Gather all the ingredients (clams should be scrubbed and clean after de-gritting).
- Put water, kombu and clams in a saucepan and start cooking on medium heat. If you have extra time, I recommend adding kombu in water first to let it seep for a longer time.
- When small bubbles are around the edges of the pot and water is almost boiling, discard the kombu. You can also skim the foam to make very nice clear broth. When boiling, turn down the heat.
- When all the clams open up, add sake. Taste the soup and add pinch of kosher salt if needed. The clams will get chewy and hard when you cook for a long time, so turn off the heat and serve.
Prep time does not include the time for de-griting (which can take 1-4 hours).

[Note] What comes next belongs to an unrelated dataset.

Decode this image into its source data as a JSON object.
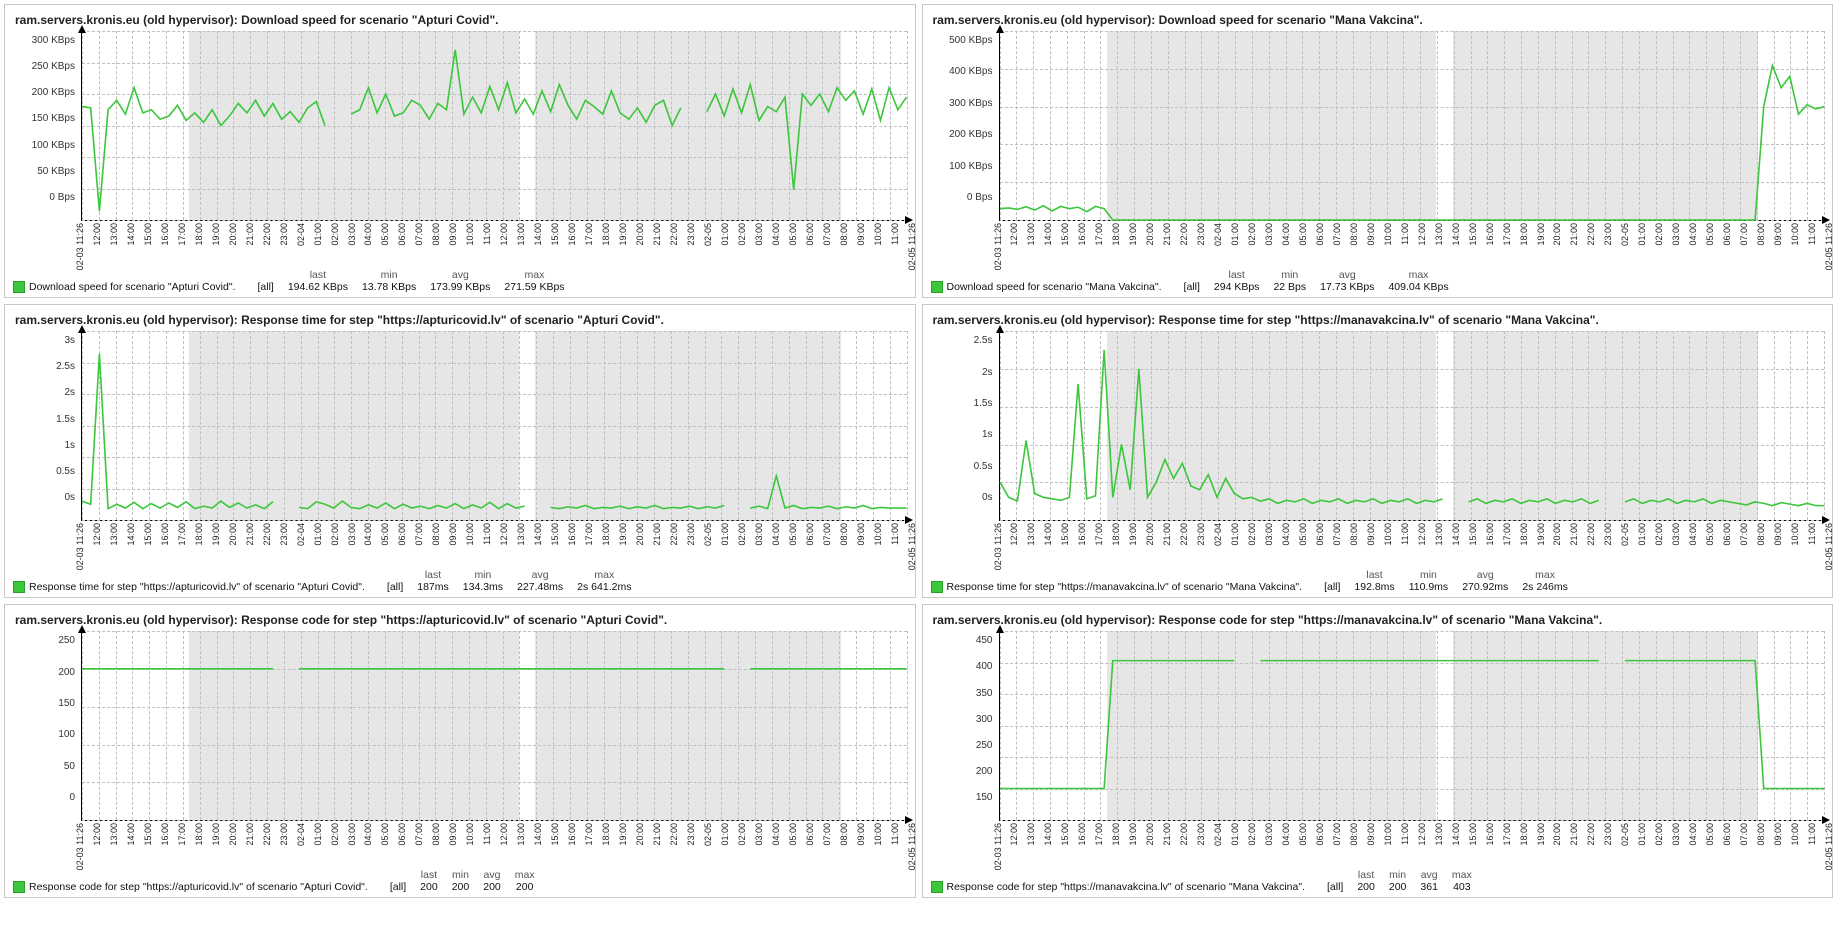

Recipe by Namiko Chen of Just One Cookbook. All images and content on this site are copyright protected. Please do not use my images without my permission. If you’d like to share this recipe on your site, please re-write the recipe in your own words and link to this post as the original source. Thank you.